Is your business infringing someone else's intellectual property rights?

17 October 2019

Business owners will know the time and effort involved in getting a new business off the ground. Regardless of what goods or services you’re offering, there’s a lot to consider before you can open the doors. There’s also one fundamental consideration which is often overlooked that can halt a new business. If your business infringes on another person’s intellectual property (such as a trade mark), you run the risk of having to re-brand and start from scratch, or potentially having to appear in court and pay damages to the other party for the infringement.

There have been multiple examples in recent years where the failure to complete a comprehensive search of existing registered and un-registered trade marks has resulted in a cease and desist letter being issued to the offending party. In many cases where a registered or existing third party trade mark is being infringed, the offending party is not able to successfully defend the claim. Unfortunately, this often results in a very expensive and time-consuming learning curve for the party which then has to start over.

How do you prevent this from happening to you?

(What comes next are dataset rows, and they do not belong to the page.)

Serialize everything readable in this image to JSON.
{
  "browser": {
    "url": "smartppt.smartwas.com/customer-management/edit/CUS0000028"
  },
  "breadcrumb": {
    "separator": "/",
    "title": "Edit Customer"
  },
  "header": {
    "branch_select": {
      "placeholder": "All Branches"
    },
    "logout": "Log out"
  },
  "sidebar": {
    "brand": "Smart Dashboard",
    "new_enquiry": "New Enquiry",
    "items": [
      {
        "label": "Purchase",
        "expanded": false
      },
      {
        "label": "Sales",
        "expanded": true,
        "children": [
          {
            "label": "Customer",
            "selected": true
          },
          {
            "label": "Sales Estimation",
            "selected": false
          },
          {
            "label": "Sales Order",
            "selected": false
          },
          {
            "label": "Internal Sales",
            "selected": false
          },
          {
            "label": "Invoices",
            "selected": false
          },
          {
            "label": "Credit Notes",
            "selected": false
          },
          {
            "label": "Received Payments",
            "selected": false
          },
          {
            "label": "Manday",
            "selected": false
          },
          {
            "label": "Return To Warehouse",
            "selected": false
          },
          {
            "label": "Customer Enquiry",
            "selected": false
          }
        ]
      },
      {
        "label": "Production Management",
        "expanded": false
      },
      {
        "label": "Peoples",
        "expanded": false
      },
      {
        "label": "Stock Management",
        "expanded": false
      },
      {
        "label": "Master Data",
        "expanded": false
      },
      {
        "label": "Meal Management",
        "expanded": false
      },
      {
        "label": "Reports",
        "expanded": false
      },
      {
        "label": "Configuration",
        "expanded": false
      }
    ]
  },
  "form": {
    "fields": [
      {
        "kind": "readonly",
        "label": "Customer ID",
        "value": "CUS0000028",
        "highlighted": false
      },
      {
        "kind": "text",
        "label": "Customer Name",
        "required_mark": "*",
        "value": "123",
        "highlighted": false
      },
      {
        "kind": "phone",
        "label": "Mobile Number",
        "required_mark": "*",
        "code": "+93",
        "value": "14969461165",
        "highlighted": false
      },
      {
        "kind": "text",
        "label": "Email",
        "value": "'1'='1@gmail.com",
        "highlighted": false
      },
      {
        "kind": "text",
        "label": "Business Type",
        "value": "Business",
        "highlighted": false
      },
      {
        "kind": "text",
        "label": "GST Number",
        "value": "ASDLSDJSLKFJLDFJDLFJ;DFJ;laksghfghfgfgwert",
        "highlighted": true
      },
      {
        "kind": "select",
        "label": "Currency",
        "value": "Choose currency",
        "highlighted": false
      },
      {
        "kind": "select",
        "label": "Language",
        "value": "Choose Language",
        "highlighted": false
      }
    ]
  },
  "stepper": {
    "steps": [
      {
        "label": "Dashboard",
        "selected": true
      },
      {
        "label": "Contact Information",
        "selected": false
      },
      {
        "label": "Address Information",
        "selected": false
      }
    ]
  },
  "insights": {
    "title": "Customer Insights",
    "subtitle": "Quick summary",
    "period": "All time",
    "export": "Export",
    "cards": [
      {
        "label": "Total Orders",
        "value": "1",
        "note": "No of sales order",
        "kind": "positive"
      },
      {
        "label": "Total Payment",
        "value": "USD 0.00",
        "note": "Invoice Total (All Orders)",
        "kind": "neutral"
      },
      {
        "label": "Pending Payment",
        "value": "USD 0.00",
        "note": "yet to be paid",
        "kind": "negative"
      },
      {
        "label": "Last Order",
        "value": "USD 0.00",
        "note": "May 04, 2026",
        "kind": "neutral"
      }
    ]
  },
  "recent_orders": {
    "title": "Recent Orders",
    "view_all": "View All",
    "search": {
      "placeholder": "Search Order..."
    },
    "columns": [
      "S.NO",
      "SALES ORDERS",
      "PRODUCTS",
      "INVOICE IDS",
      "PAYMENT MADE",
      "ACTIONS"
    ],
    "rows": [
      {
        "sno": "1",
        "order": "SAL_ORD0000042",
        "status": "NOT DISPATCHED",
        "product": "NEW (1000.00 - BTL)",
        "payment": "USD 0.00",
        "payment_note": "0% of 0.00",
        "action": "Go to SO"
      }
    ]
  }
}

In much the same way you would complete due diligence before buying a residential property, you need to consider the implication of existing third party intellectual property on your proposed business. Intellectual property rights can be searched for on a variety of registers. These include trade marks, existing business names, domain names, social media, design patents and plant variety rights. There may also be unregistered intellectual property that a third party has proprietary rights to, such as unregistered trade marks. These rights can arise when a particular word, image or colour has been used for a period of time and is recognisable by consumers as a trade mark which distinguishes that third party’s goods and/or services from that of a competitor.

We recommend a thorough search is completed before you open to trade or invest in branding. This initial step, often called a “freedom to operate” search, is an important initial step in assessing whether your proposed business name, brand, or other proposed intellectual property is viable. We can help in this initial phase by examining the proposed business or business activity, and determining whether it’s likely to infringe on existing intellectual property owned by others.

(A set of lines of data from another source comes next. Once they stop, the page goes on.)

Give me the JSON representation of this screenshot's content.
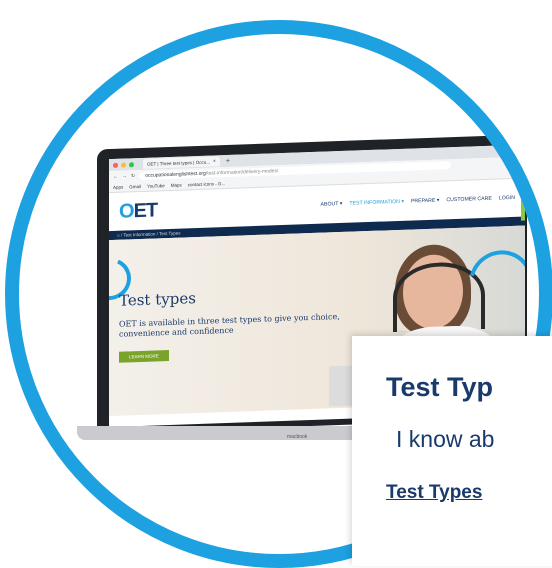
{
  "browser": {
    "tab_title": "OET | Three test types | Occu...",
    "tab_close": "×",
    "new_tab": "+",
    "address": "occupationalenglishtest.org",
    "address_path": "/test-information/delivery-modes/",
    "bookmarks": [
      "Apps",
      "Gmail",
      "YouTube",
      "Maps",
      "contact icons - G..."
    ]
  },
  "site": {
    "logo_o": "O",
    "logo_rest": "ET",
    "nav": [
      "ABOUT ▾",
      "TEST INFORMATION ▾",
      "PREPARE ▾",
      "CUSTOMER CARE",
      "LOGIN"
    ],
    "breadcrumb": "⌂ / Test Information / Test Types",
    "hero_title": "Test types",
    "hero_text": "OET is available in three test types to give you choice, convenience and confidence",
    "learn_more": "LEARN MORE"
  },
  "laptop": {
    "brand": "macbook"
  },
  "card": {
    "title": "Test Typ",
    "text": "I know ab",
    "link": "Test Types"
  },
  "colors": {
    "accent": "#1ea1e0",
    "navy": "#1a3a6b",
    "green": "#7aa329"
  }
}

If you have any questions about intellectual property, or would like assistance in completing a freedom to operate search for your proposed or new business, please don’t hesitate to get in touch.

Chris Steenstra is part of our Corporate & Commercial team at Norris Ward McKinnon.

Corporate & Commercial Team